A7D953E1ABC94?contentType=Article&contentId=1593454
Bellou, V et al. (2008). The impact of internal service quality on customer service behaviour:
Evidence from the organisationing sector. International Journal of Quality & Reliability
Managemen, 25(9): 943-954. Retrieved on Feb 6, 2009 from
ttp://www.emeraldinsight.com/Insight/viewContentItem.do;jsessionid=3EFA938BAFF5C762
2E1A5C9F7B1CD71F?
contentType=Article&hdAction=lnkhtml&contentId=1747871&history=false
Chen, I et al. (2003). Understanding customer relationship management (CRM): People,
process and technology. Business Process Management Journal, 9(5): 672 688. Retrieved
on Feb 7, 2009 from http://www.emeraldinsight.com/Insight/viewContentItem.do?
contentType=Article&hdAction=lnkhtml&contentId=843553
Geib, M et al. (2006). CRM collaboration in financial services networks: a multi-case
analysis. Journal of Enterprise Information Management, 19(6): 591 607. Retrieved on Feb
4, 2009 from
http://emeraldinsight.com/Insight/viewContentItem.do;jsessionid=A32B5F9562B324C5219
A7D953E1ABC94?contentType=Article&contentId=1580514
Kevork, E et al. (2009). CRM literature: conceptual and functional insights by keyword
analysis. Marketing Intelligence & Planning, 27(1): 48 85. Retrieved on Feb 6, 2009 from
http://emeraldinsight.com/Insight/viewContentItem.do;jsessionid=A32B5F9562B324C5219
A7D953E1ABC94?contentType=Article&contentId=1768906

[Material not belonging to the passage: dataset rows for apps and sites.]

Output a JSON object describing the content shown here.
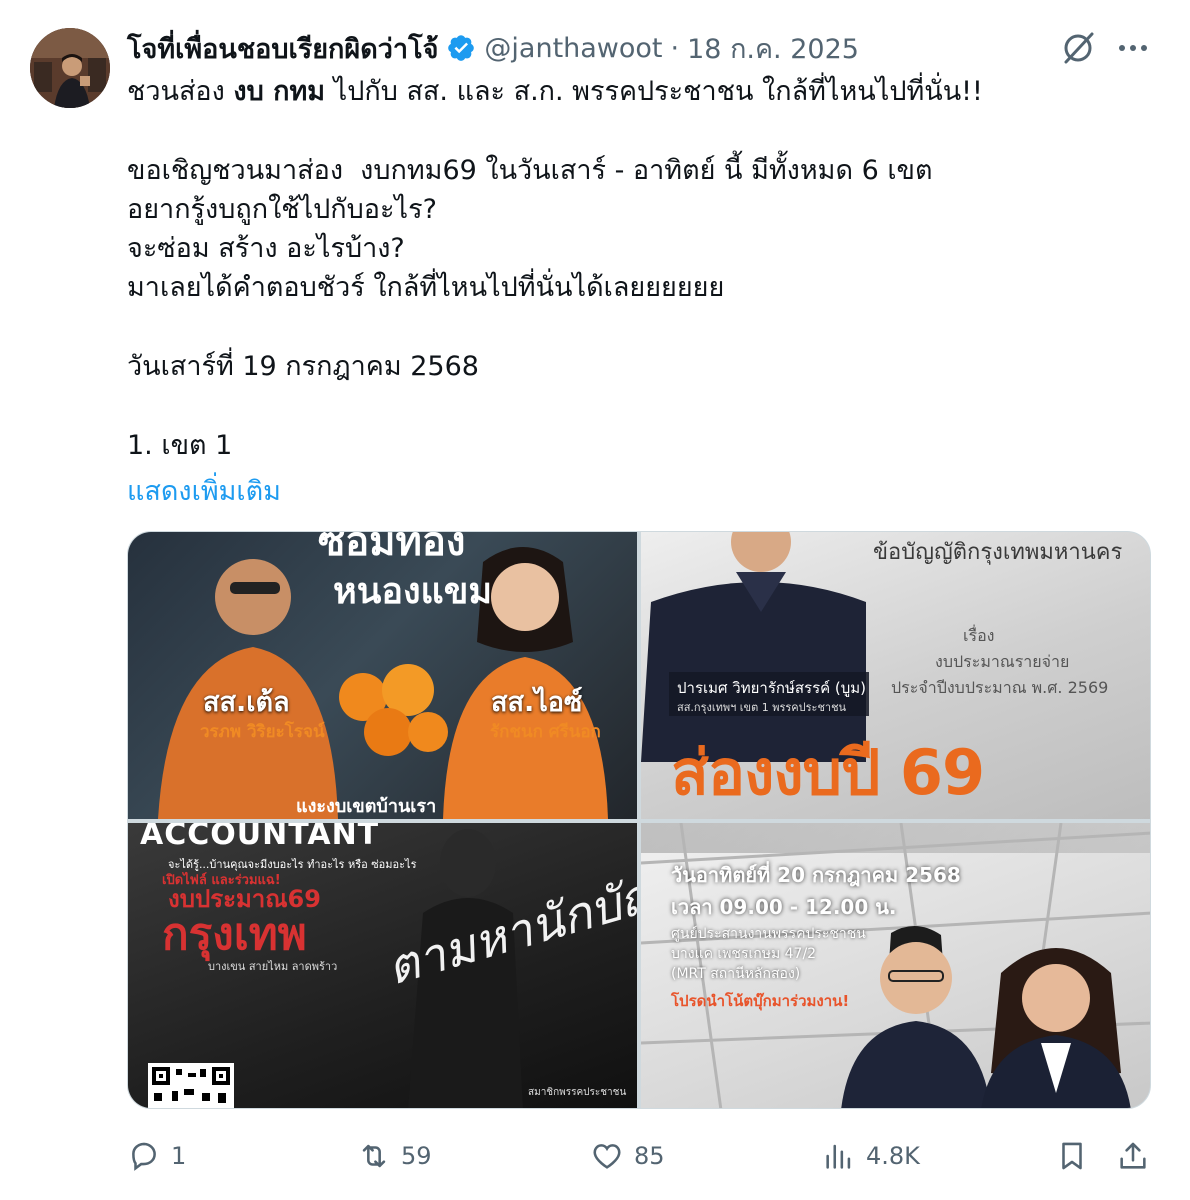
{
  "author": {
    "display_name": "โจที่เพื่อนชอบเรียกผิดว่าโจ้",
    "handle": "@janthawoot",
    "separator": "·",
    "date": "18 ก.ค. 2025",
    "verified": true
  },
  "post": {
    "line1_a": "ชวนส่อง ",
    "line1_b": "งบ กทม",
    "line1_c": " ไปกับ สส. และ ส.ก. พรรคประชาชน ใกล้ที่ไหนไปที่นั่น!!",
    "paragraph2": "ขอเชิญชวนมาส่อง  งบกทม69 ในวันเสาร์ - อาทิตย์ นี้ มีทั้งหมด 6 เขต\nอยากรู้งบถูกใช้ไปกับอะไร?\nจะซ่อม สร้าง อะไรบ้าง?\nมาเลยได้คำตอบชัวร์ ใกล้ที่ไหนไปที่นั่นได้เลยยยยยย",
    "paragraph3": "วันเสาร์ที่ 19 กรกฎาคม 2568",
    "paragraph4": "1. เขต 1",
    "show_more": "แสดงเพิ่มเติม"
  },
  "media": {
    "tile1": {
      "headline_1": "ซ่อมท้อง",
      "headline_2": "หนองแขม",
      "label_left": "สส.เต้ล",
      "sub_left": "วรภพ วิริยะโรจน์",
      "label_right": "สส.ไอซ์",
      "sub_right": "รักชนก ศรีนอก",
      "footer": "แงะงบเขตบ้านเรา"
    },
    "tile2": {
      "header": "ข้อบัญญัติกรุงเทพมหานคร",
      "line1": "เรื่อง",
      "line2": "งบประมาณรายจ่าย",
      "line3": "ประจำปีงบประมาณ พ.ศ. 2569",
      "name": "ปารเมศ วิทยารักษ์สรรค์ (บูม)",
      "role": "สส.กรุงเทพฯ เขต 1 พรรคประชาชน",
      "big_text": "ส่องงบปี 69"
    },
    "tile3": {
      "header": "ACCOUNTANT",
      "subheader": "จะได้รู้...บ้านคุณจะมีงบอะไร ทำอะไร หรือ ซ่อมอะไร",
      "red1": "เปิดไฟล์ และร่วมแฉ!",
      "red2": "งบประมาณ69",
      "red3": "กรุงเทพ",
      "districts": "บางเขน  สายไหม  ลาดพร้าว",
      "script": "ตามหานักบัญชี",
      "footer": "สมาชิกพรรคประชาชน"
    },
    "tile4": {
      "date": "วันอาทิตย์ที่ 20 กรกฎาคม 2568",
      "time": "เวลา 09.00 - 12.00 น.",
      "loc1": "ศูนย์ประสานงานพรรคประชาชน",
      "loc2": "บางแค เพชรเกษม 47/2",
      "loc3": "(MRT สถานีหลักสอง)",
      "cta": "โปรดนำโน้ตบุ๊กมาร่วมงาน!"
    }
  },
  "actions": {
    "replies": "1",
    "reposts": "59",
    "likes": "85",
    "views": "4.8K"
  },
  "colors": {
    "text": "#0f1419",
    "secondary": "#536471",
    "link": "#1d9bf0",
    "verified": "#1d9bf0",
    "orange_accent": "#ea6a1e"
  },
  "icons": [
    "verified-badge-icon",
    "grok-icon",
    "more-icon",
    "reply-icon",
    "repost-icon",
    "like-icon",
    "views-icon",
    "bookmark-icon",
    "share-icon"
  ]
}
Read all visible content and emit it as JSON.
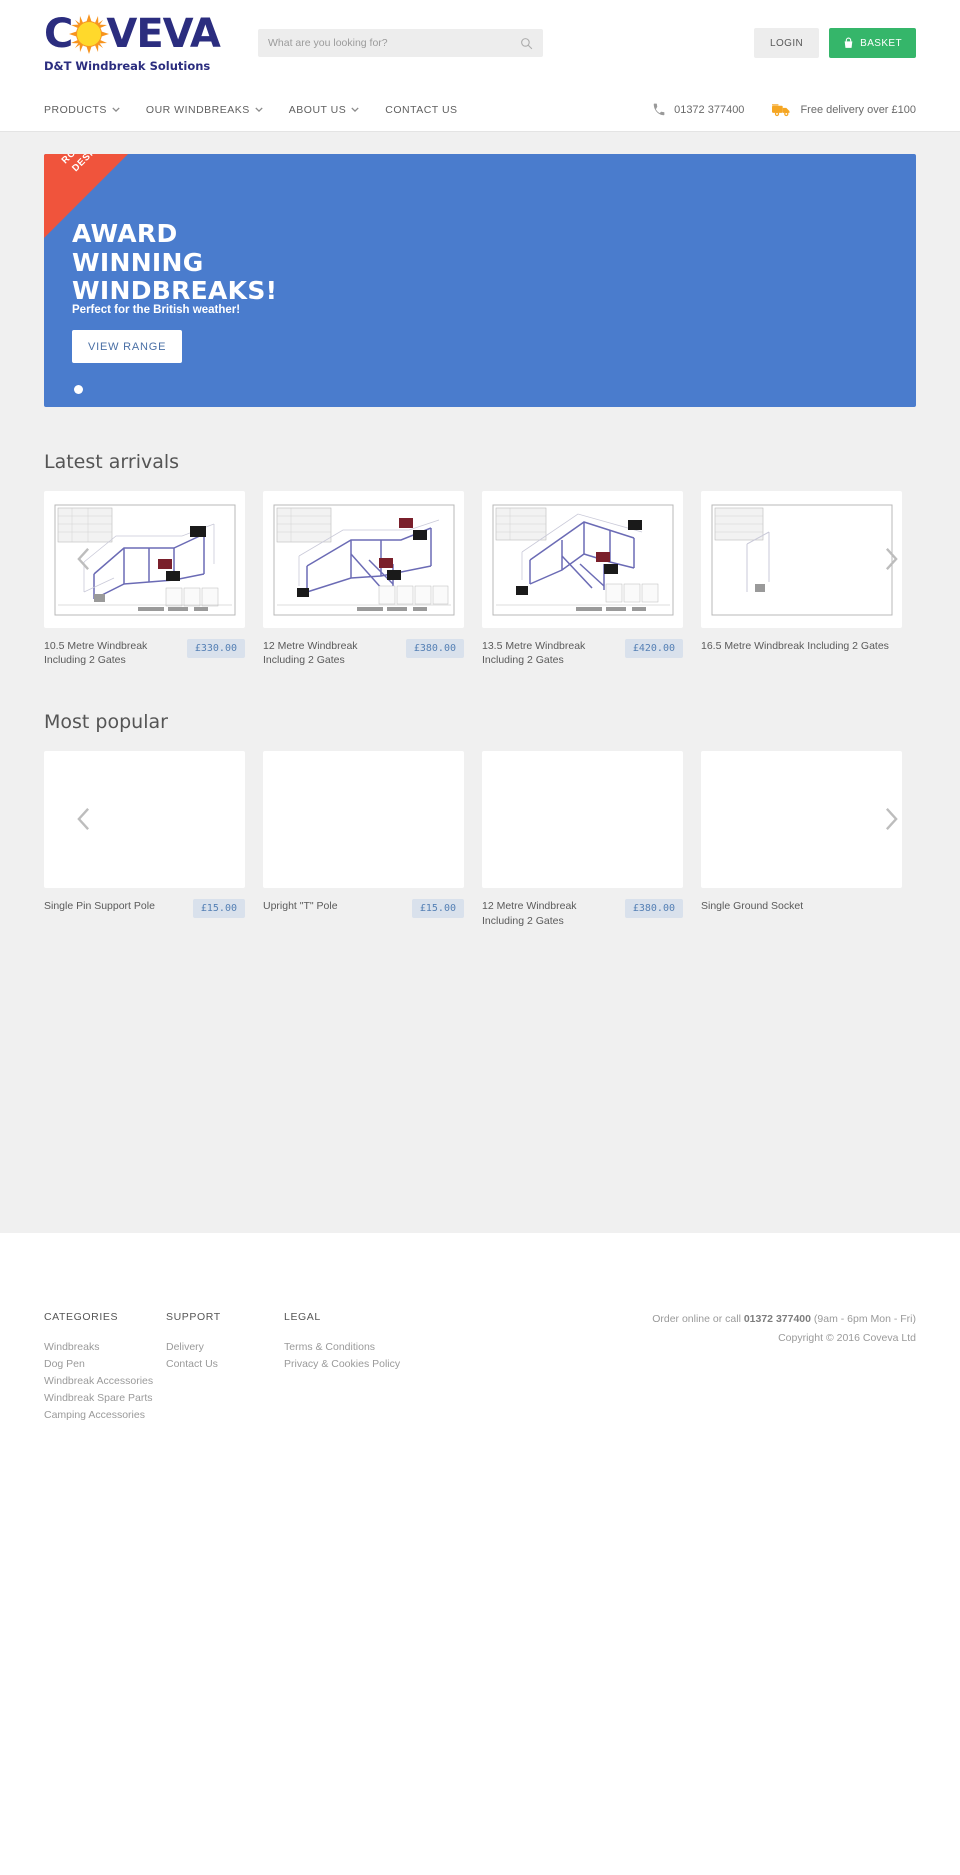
{
  "brand": {
    "name_part1": "C",
    "name_part2": "VEVA",
    "tagline": "D&T Windbreak Solutions"
  },
  "search": {
    "placeholder": "What are you looking for?",
    "value": "",
    "icon": "search-icon"
  },
  "header": {
    "login_label": "LOGIN",
    "basket_label": "BASKET",
    "basket_icon": "basket-icon",
    "accent_green": "#35b66a"
  },
  "nav": {
    "items": [
      {
        "label": "PRODUCTS",
        "has_dropdown": true
      },
      {
        "label": "OUR WINDBREAKS",
        "has_dropdown": true
      },
      {
        "label": "ABOUT US",
        "has_dropdown": true
      },
      {
        "label": "CONTACT US",
        "has_dropdown": false
      }
    ],
    "phone": "01372 377400",
    "phone_icon": "phone-icon",
    "delivery": "Free delivery over £100",
    "delivery_icon": "truck-icon"
  },
  "hero": {
    "ribbon_line1": "ROBUST",
    "ribbon_line2": "DESIGN",
    "title_line1": "AWARD",
    "title_line2": "WINNING",
    "title_line3": "WINDBREAKS!",
    "subtitle": "Perfect for the British weather!",
    "button_label": "VIEW RANGE",
    "bg_color": "#4a7ccd",
    "ribbon_color": "#f0543c",
    "slides": 1,
    "active_slide": 1
  },
  "sections": [
    {
      "title": "Latest arrivals",
      "prev_label": "previous",
      "next_label": "next",
      "products": [
        {
          "name": "10.5 Metre Windbreak Including 2 Gates",
          "price": "£330.00",
          "image": "cad-drawing"
        },
        {
          "name": "12 Metre Windbreak Including 2 Gates",
          "price": "£380.00",
          "image": "cad-drawing"
        },
        {
          "name": "13.5 Metre Windbreak Including 2 Gates",
          "price": "£420.00",
          "image": "cad-drawing"
        },
        {
          "name": "16.5 Metre Windbreak Including 2 Gates",
          "price": "",
          "image": "cad-drawing"
        }
      ]
    },
    {
      "title": "Most popular",
      "prev_label": "previous",
      "next_label": "next",
      "products": [
        {
          "name": "Single Pin Support Pole",
          "price": "£15.00",
          "image": "blank"
        },
        {
          "name": "Upright \"T\" Pole",
          "price": "£15.00",
          "image": "blank"
        },
        {
          "name": "12 Metre Windbreak Including 2 Gates",
          "price": "£380.00",
          "image": "blank"
        },
        {
          "name": "Single Ground Socket",
          "price": "",
          "image": "blank"
        }
      ]
    }
  ],
  "footer": {
    "columns": [
      {
        "heading": "CATEGORIES",
        "links": [
          "Windbreaks",
          "Dog Pen",
          "Windbreak Accessories",
          "Windbreak Spare Parts",
          "Camping Accessories"
        ]
      },
      {
        "heading": "SUPPORT",
        "links": [
          "Delivery",
          "Contact Us"
        ]
      },
      {
        "heading": "LEGAL",
        "links": [
          "Terms & Conditions",
          "Privacy & Cookies Policy"
        ]
      }
    ],
    "order_prefix": "Order online or call ",
    "order_phone": "01372 377400",
    "order_suffix": " (9am - 6pm Mon - Fri)",
    "copyright": "Copyright © 2016 Coveva Ltd"
  }
}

63

Khan, V et al. (2008). Determinants Of Performance In Retail Organisationing: Perspectives


Of Customer Satisfaction And Relationship Marketing. Retrieved on Jan 23, 2009 from
//www.thefreelibrary.com/Determinants+of+performance+in+retail+organisationing:
+perspectives+of...-a0180402934
Rangone, A et al. (2007). Mobile customer relationship management: an exploratory analysis
of Italian applications. Business Process Management Journal, 13(6): 755 770. Retrieved
on Feb 4, 2009 from
http://emeraldinsight.com/Insight/viewContentItem.do;jsessionid=A32B5F9562B324C5219
A7D953E1ABC94?contentType=Article&contentId=1637491
Ryals, L et al. (2001). Cross-functional issues in the implementation of relationship
marketing through customer relationship management. European Management Journal,
19(5): 534 542. Retrieved on Feb 4, 2009 from http://www.sciencedirect.com/science?
_ob=ArticleURL&_udi=B6V9T-43TG4KM1&_user=10&_rdoc=1&_fmt=&_orig=search&_sort=d&view=c&_acct=C000050221&_ver
sion=1&_urlVersion=0&_userid=10&md5=07ca2c4106eedbc70f4d80241d7c8816
Sinisalo, J et al. (2007). Mobile Customer Relationship Management: Underlying Issues And
Challenges. Business Process Management Journal, 13(6): 771 787. Retrieved on Feb 6,
2009 from
http://www.emeraldinsight.com/Insight/viewContentItem.do;jsessionid=28615B9AA981FC6
160088BFF389781BE?
contentType=Article&hdAction=lnkpdf&contentId=1637492&history=true
Zineldin, M (2005). Quality And Customer Relationship Management (CRM) As
Competitive Strategy In The Swedish Organisationing Industry. The TQM Magazine, 17(4):
329 344. Retrieved on Jan 28,2009 from

64

65

QUESTIONNAIRE
1.

Who are your customers?

a)

Wholesaler

b)

Retailers

2.

Are your customers needs clearly defined ?

a)

Yes

b)

No

3.

Do you conduct customer satisfaction surveys?

a)

Yes

b)

No

4.

Do you communicate results of your customer satisfaction surveys regularly throughout the
Company?

a)

Yes

b)

No

Q5. How do you get customer comments and complaints?


a)

Face to face interview.

b)

formal surveys.

c)

Others means

Q6.

Do you provide credit facility to your customers?

a)

Yes

b)

No

Q7. Do you give concessions to your regular customer?


a)

Yes

b)

No

66

Q8. Do you have a concept of internal service?


a)

Yes.

b)

No

Q9. How much is the role of computers in serving the customers?


a)

Plays a big role

b)

Not much role to play

c)

No role to play

Q10. Do you have centralized database for customer information?


a)

Yes

b)

No such database.

Q11. Is there any improvement in average sale per customer?


a)

Yes

b)

No

Q12. Is there any improvement in customer response rate to the marketing activities?
a)

Yes

b)

No

Q13. Is the working environment is conducive to the well-being and morale of all
Employees?
a)

Yes

b)

No.

Q14. Is there commitment from top management to support the customer focused service
concept?
a) Yes
b) No
67